The problem: In the following material, identify every line holding the string "услуги" and return it.

Information given:
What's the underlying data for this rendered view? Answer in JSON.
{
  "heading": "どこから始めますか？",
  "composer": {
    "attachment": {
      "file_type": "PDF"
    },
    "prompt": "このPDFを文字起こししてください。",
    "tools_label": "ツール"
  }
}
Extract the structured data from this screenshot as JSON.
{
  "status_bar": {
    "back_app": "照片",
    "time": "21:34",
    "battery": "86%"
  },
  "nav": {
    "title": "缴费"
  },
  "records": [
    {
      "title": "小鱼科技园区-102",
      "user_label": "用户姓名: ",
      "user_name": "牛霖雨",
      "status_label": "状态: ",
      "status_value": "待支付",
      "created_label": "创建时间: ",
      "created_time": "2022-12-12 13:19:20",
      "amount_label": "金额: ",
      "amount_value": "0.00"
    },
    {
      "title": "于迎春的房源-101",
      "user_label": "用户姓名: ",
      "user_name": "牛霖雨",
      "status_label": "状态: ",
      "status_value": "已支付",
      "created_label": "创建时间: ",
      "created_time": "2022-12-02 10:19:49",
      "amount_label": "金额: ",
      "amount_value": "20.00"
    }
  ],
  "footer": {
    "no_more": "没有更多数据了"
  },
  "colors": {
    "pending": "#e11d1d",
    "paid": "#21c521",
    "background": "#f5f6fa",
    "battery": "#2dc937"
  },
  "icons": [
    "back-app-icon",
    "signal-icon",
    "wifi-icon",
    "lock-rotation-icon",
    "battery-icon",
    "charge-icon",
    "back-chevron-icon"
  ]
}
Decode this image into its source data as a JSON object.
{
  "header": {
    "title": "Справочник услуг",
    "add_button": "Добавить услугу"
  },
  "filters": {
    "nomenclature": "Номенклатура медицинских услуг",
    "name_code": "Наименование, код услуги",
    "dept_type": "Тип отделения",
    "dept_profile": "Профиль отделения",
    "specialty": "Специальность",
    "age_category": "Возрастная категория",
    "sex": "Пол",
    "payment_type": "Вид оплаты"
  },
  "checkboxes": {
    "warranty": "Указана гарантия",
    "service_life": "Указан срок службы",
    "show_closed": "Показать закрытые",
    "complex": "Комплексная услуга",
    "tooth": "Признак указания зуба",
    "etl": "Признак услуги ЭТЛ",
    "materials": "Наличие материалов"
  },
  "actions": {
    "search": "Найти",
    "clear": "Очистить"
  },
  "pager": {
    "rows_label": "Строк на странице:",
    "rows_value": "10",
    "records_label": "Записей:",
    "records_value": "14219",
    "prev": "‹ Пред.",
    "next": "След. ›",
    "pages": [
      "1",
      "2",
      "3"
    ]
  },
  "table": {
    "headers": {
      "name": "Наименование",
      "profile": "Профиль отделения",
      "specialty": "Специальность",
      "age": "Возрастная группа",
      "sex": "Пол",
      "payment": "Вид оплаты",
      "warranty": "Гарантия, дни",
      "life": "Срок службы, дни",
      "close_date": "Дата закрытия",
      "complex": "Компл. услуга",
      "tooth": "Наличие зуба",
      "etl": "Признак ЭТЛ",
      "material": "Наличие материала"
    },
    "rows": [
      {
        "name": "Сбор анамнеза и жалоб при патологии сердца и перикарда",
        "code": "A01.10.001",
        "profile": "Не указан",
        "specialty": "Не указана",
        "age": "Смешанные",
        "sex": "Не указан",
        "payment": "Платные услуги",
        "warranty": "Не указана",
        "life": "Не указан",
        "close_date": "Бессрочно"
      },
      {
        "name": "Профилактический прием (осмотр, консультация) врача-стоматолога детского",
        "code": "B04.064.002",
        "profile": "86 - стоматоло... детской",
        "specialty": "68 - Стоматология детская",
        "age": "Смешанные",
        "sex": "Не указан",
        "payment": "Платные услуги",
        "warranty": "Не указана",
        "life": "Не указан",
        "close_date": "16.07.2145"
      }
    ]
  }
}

Exercise response:
    "name_code": "Наименование, код услуги",
    "etl": "Признак услуги ЭТЛ",
        "payment": "Платные услуги",
        "payment": "Платные услуги",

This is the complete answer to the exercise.